178De octo vitiis, 1342-1358.
179ibid., 1359-1364.
180ibid., 1365-1366.
181John of Salisbury, Historia pontificalis, p.25.
182PL 180, 1011-1642.
183ibid., 1077-1100; 1402-1420; 1550-1606. Letter CCXXXVI of October 26 1147 says "datum Latalaum", for which Migne conjectures "Lateranum", but letters of October 25 and November 1 give "datum Catalauni", which suugests that may be the correct reading for the letter of October 26 (1287-1294).
184Mann, Lives of the popes, v.9, p.138.
185PL 180, 1196-1198.
186ibid., 1343-1344.
187ibid., 1099 ff.
188John of Salisbury, Historia pontificalis, p.60.
189Otto of Freising, Gesta Frederici, p.182-188.
190John of Salisbury, Historia pontificalis, p.51.
191P. Jaffe (ed.), Monumenta Corbeiensia, Aalen, Scientia Verlag, 1964 (first published Berlin, 1864) (Bibliotheca rerum Germanicarum 1) p.478-479.
192Mann, Lives of the popes, v.9, p.172-173.
193Thalia, the Muse of comedy, because the poem is satirical. Pepin, referring to De contemptu mundi, points out that critics "note the satiric genre ... They have allowed for hyperbole, but not for humour" (Ronald E. Pepin, Literature of satire in the twelfth century; a neglected medieval genre, New York, Mellen, 1988 (Studies in medieval literature 2), p.46).

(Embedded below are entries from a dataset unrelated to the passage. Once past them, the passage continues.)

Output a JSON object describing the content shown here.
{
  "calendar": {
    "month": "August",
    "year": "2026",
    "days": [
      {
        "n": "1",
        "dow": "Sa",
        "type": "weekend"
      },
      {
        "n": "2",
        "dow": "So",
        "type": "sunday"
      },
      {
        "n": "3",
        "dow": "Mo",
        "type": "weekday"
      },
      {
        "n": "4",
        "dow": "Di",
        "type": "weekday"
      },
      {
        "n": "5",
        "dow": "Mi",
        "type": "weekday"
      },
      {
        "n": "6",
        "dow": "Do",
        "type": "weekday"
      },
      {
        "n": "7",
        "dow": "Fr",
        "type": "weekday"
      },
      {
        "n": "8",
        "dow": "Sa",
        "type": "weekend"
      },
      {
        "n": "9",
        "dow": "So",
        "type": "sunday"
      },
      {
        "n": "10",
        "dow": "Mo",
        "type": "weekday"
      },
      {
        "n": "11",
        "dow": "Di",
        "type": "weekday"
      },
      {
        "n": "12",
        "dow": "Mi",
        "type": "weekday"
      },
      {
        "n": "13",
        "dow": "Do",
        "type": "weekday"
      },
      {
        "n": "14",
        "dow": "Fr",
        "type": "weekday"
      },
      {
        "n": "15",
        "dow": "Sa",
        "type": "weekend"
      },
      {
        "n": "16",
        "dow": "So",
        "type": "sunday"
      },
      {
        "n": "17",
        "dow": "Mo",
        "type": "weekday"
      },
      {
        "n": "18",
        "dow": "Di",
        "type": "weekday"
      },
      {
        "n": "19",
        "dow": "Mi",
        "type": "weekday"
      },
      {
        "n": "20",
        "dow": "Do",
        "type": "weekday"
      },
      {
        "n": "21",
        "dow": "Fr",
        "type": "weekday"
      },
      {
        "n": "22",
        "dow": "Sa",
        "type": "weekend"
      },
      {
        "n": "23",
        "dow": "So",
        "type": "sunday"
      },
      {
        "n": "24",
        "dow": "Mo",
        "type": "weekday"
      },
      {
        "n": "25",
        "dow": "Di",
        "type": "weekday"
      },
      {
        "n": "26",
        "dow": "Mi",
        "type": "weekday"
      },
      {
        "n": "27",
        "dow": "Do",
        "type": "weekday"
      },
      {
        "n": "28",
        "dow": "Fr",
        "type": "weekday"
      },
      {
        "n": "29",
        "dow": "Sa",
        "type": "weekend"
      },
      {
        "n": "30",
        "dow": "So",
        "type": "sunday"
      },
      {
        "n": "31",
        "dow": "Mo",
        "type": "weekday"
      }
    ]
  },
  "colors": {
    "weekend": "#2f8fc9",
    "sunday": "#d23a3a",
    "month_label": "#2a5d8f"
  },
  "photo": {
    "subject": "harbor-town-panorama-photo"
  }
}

194"Has [litteras] tibi presento." Bernard may be referring only to De octo vitiis, or he may refer to all four poems in the codex Vaticanus Reginensis Latinus 134, namely Carmina de Trinitate, De castitate, In libros Regum and De octo vitiis.
195De octo vitiis, 1365-1381.
196PL 180, 1095-1096.
197ibid., 1153.
198ibid., 1105.
199ibid., 1517-1520.
200See above, p.36. See also Cowdrey, The Cluniacs and the Gregorian reform, p.105-106.
201Cartulaire, p.lvii-lx.
202ibid.
203Peter the Apostle, as regards the Church. Peter the Venerable, as regards the House of Cluny. Bernard makes a similar play on the name Peter in the dedication of De contemptu mundi.
204That is, death, judgement, heaven and hell.
205De octo vitiis, 1385-1395.
206The letters of Peter the Venerable, v.2, p.269.
207De contemptu mundi, Prologus, quoting Ars poetica 291-294 and 388.
208De Trinitate, 1.
209De castitate, 1.